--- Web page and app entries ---
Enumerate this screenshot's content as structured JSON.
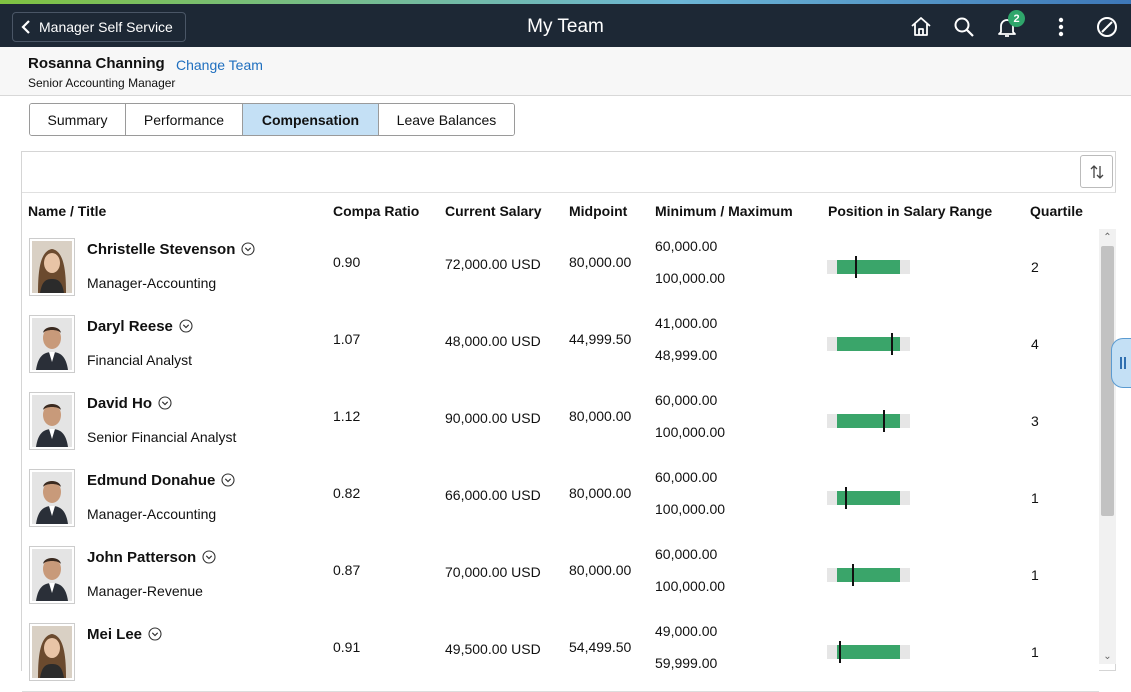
{
  "navbar": {
    "back_label": "Manager Self Service",
    "title": "My Team",
    "notification_count": "2"
  },
  "manager": {
    "name": "Rosanna Channing",
    "change_team_label": "Change Team",
    "title": "Senior Accounting Manager"
  },
  "tabs": [
    {
      "label": "Summary"
    },
    {
      "label": "Performance"
    },
    {
      "label": "Compensation",
      "active": true
    },
    {
      "label": "Leave Balances"
    }
  ],
  "columns": {
    "name": "Name / Title",
    "compa": "Compa Ratio",
    "salary": "Current Salary",
    "midpoint": "Midpoint",
    "minmax": "Minimum / Maximum",
    "position": "Position in Salary Range",
    "quartile": "Quartile"
  },
  "colors": {
    "navbar_bg": "#1d2835",
    "active_tab": "#c4e0f5",
    "range_fill": "#3aa56a",
    "link": "#1f6fbf"
  },
  "rows": [
    {
      "name": "Christelle Stevenson",
      "title": "Manager-Accounting",
      "compa": "0.90",
      "salary": "72,000.00 USD",
      "midpoint": "80,000.00",
      "min": "60,000.00",
      "max": "100,000.00",
      "quartile": "2",
      "salary_position": 0.3,
      "photo_icon": "female-portrait-icon"
    },
    {
      "name": "Daryl Reese",
      "title": "Financial Analyst",
      "compa": "1.07",
      "salary": "48,000.00 USD",
      "midpoint": "44,999.50",
      "min": "41,000.00",
      "max": "48,999.00",
      "quartile": "4",
      "salary_position": 0.875,
      "photo_icon": "male-portrait-icon"
    },
    {
      "name": "David Ho",
      "title": "Senior Financial Analyst",
      "compa": "1.12",
      "salary": "90,000.00 USD",
      "midpoint": "80,000.00",
      "min": "60,000.00",
      "max": "100,000.00",
      "quartile": "3",
      "salary_position": 0.75,
      "photo_icon": "male-portrait-icon"
    },
    {
      "name": "Edmund Donahue",
      "title": "Manager-Accounting",
      "compa": "0.82",
      "salary": "66,000.00 USD",
      "midpoint": "80,000.00",
      "min": "60,000.00",
      "max": "100,000.00",
      "quartile": "1",
      "salary_position": 0.15,
      "photo_icon": "male-portrait-icon"
    },
    {
      "name": "John Patterson",
      "title": "Manager-Revenue",
      "compa": "0.87",
      "salary": "70,000.00 USD",
      "midpoint": "80,000.00",
      "min": "60,000.00",
      "max": "100,000.00",
      "quartile": "1",
      "salary_position": 0.25,
      "photo_icon": "male-portrait-icon"
    },
    {
      "name": "Mei Lee",
      "title": "",
      "compa": "0.91",
      "salary": "49,500.00 USD",
      "midpoint": "54,499.50",
      "min": "49,000.00",
      "max": "59,999.00",
      "quartile": "1",
      "salary_position": 0.05,
      "photo_icon": "female-portrait-icon"
    }
  ]
}
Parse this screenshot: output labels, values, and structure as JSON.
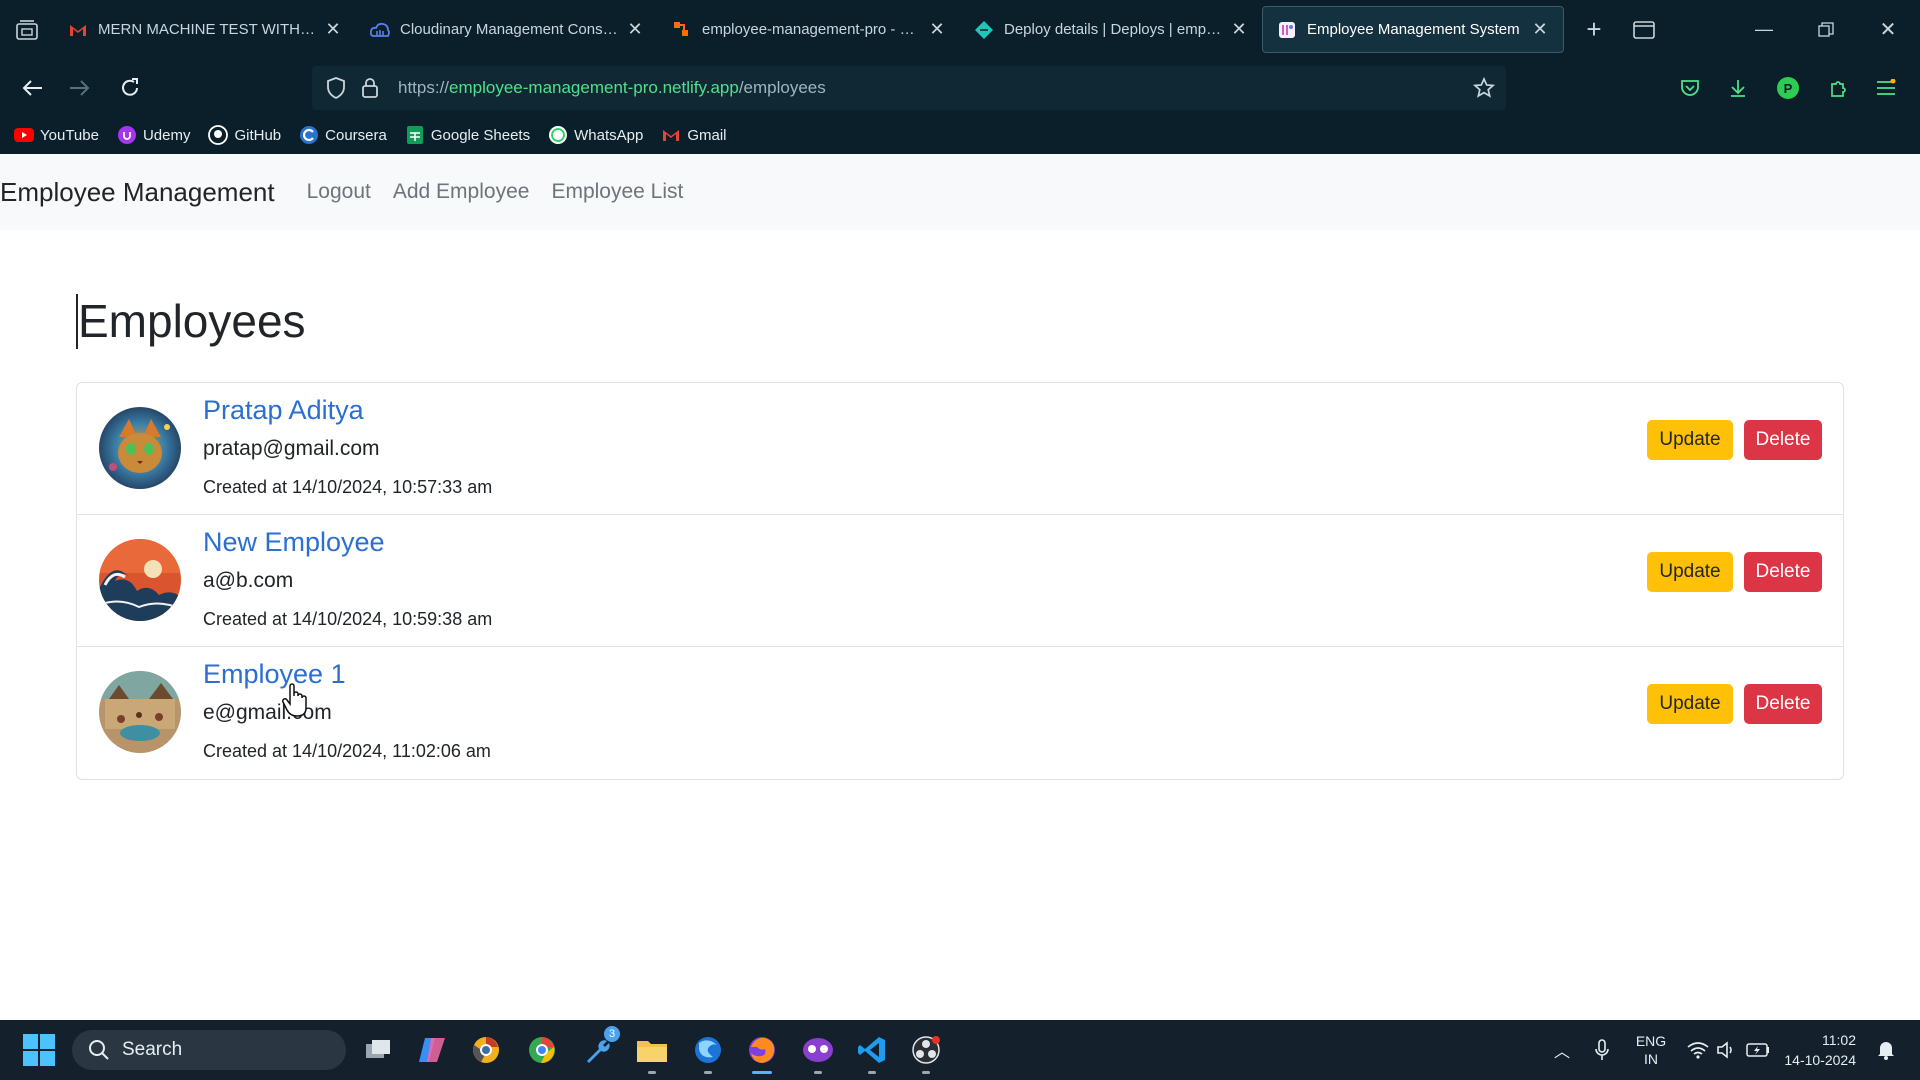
{
  "browser": {
    "tabs": [
      {
        "title": "MERN MACHINE TEST WITH REFE",
        "icon": "gmail-icon",
        "active": false
      },
      {
        "title": "Cloudinary Management Console",
        "icon": "cloudinary-icon",
        "active": false
      },
      {
        "title": "employee-management-pro - Rep",
        "icon": "render-icon",
        "active": false
      },
      {
        "title": "Deploy details | Deploys | employ",
        "icon": "netlify-icon",
        "active": false
      },
      {
        "title": "Employee Management System",
        "icon": "react-icon",
        "active": true
      }
    ],
    "url": {
      "scheme": "https://",
      "host": "employee-management-pro.netlify.app",
      "path": "/employees"
    },
    "profile_initial": "P",
    "bookmarks": [
      {
        "label": "YouTube",
        "icon": "youtube-icon",
        "color": "#ff0000"
      },
      {
        "label": "Udemy",
        "icon": "udemy-icon",
        "color": "#a435f0"
      },
      {
        "label": "GitHub",
        "icon": "github-icon",
        "color": "#ffffff"
      },
      {
        "label": "Coursera",
        "icon": "coursera-icon",
        "color": "#2a73cc"
      },
      {
        "label": "Google Sheets",
        "icon": "sheets-icon",
        "color": "#0f9d58"
      },
      {
        "label": "WhatsApp",
        "icon": "whatsapp-icon",
        "color": "#25d366"
      },
      {
        "label": "Gmail",
        "icon": "gmail-icon",
        "color": "#ea4335"
      }
    ]
  },
  "app": {
    "brand": "Employee Management",
    "nav": [
      "Logout",
      "Add Employee",
      "Employee List"
    ],
    "heading": "Employees",
    "update_label": "Update",
    "delete_label": "Delete",
    "employees": [
      {
        "name": "Pratap Aditya",
        "email": "pratap@gmail.com",
        "created": "Created at 14/10/2024, 10:57:33 am"
      },
      {
        "name": "New Employee",
        "email": "a@b.com",
        "created": "Created at 14/10/2024, 10:59:38 am"
      },
      {
        "name": "Employee 1",
        "email": "e@gmail.com",
        "created": "Created at 14/10/2024, 11:02:06 am"
      }
    ]
  },
  "taskbar": {
    "search_placeholder": "Search",
    "lang_line1": "ENG",
    "lang_line2": "IN",
    "time": "11:02",
    "date": "14-10-2024",
    "badge_count": "3"
  },
  "colors": {
    "accent_link": "#2b6fd1",
    "update_btn": "#ffc107",
    "delete_btn": "#dc3545",
    "chrome_bg": "#0b1f2b"
  }
}
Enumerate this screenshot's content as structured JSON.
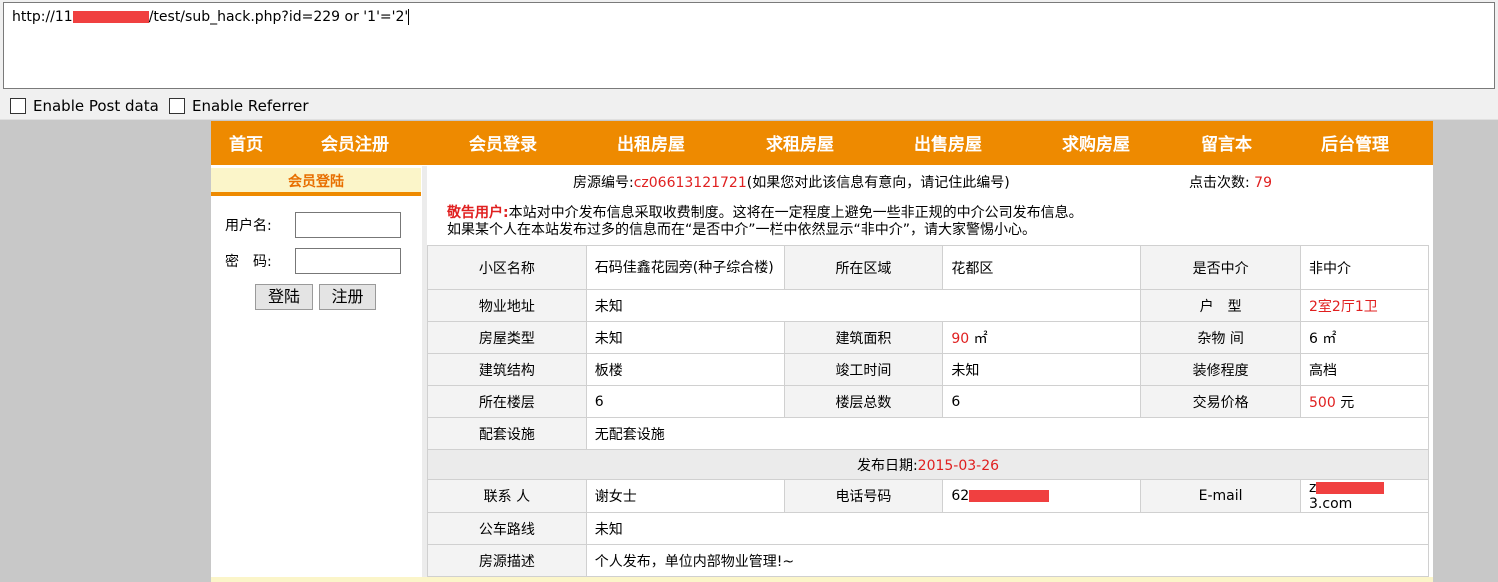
{
  "url_bar": {
    "prefix": "http://11",
    "suffix": "/test/sub_hack.php?id=229 or '1'='2'"
  },
  "options": {
    "post_label": "Enable Post data",
    "referrer_label": "Enable Referrer"
  },
  "nav": [
    "首页",
    "会员注册",
    "会员登录",
    "出租房屋",
    "求租房屋",
    "出售房屋",
    "求购房屋",
    "留言本",
    "后台管理"
  ],
  "sidebar": {
    "title": "会员登陆",
    "username_label": "用户名:",
    "password_label": "密　码:",
    "login_button": "登陆",
    "register_button": "注册"
  },
  "listing": {
    "source_label": "房源编号:",
    "source_id": "cz06613121721",
    "source_note": "(如果您对此该信息有意向，请记住此编号)",
    "clicks_label": "点击次数:",
    "clicks_value": "79",
    "notice_warn": "敬告用户:",
    "notice_line1": "本站对中介发布信息采取收费制度。这将在一定程度上避免一些非正规的中介公司发布信息。",
    "notice_line2": "如果某个人在本站发布过多的信息而在“是否中介”一栏中依然显示“非中介”，请大家警惕小心。"
  },
  "table": {
    "community_label": "小区名称",
    "community_value": "石码佳鑫花园旁(种子综合楼)",
    "district_label": "所在区域",
    "district_value": "花都区",
    "agent_label": "是否中介",
    "agent_value": "非中介",
    "address_label": "物业地址",
    "address_value": "未知",
    "layout_label": "户　型",
    "layout_value": "2室2厅1卫",
    "type_label": "房屋类型",
    "type_value": "未知",
    "area_label": "建筑面积",
    "area_value": "90",
    "area_unit": "㎡",
    "storage_label": "杂物 间",
    "storage_value": "6 ㎡",
    "structure_label": "建筑结构",
    "structure_value": "板楼",
    "completed_label": "竣工时间",
    "completed_value": "未知",
    "decor_label": "装修程度",
    "decor_value": "高档",
    "floor_label": "所在楼层",
    "floor_value": "6",
    "total_floors_label": "楼层总数",
    "total_floors_value": "6",
    "price_label": "交易价格",
    "price_value": "500",
    "price_unit": "元",
    "facilities_label": "配套设施",
    "facilities_value": "无配套设施",
    "date_label": "发布日期:",
    "date_value": "2015-03-26",
    "contact_label": "联系 人",
    "contact_value": "谢女士",
    "phone_label": "电话号码",
    "phone_prefix": "62",
    "email_label": "E-mail",
    "email_prefix": "z",
    "email_suffix": "3.com",
    "bus_label": "公车路线",
    "bus_value": "未知",
    "desc_label": "房源描述",
    "desc_value": "个人发布，单位内部物业管理!~"
  }
}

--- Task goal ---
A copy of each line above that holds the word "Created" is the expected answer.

--- Solution to this exercise ---
        "created": "Created at 14/10/2024, 10:57:33 am"
        "created": "Created at 14/10/2024, 10:59:38 am"
        "created": "Created at 14/10/2024, 11:02:06 am"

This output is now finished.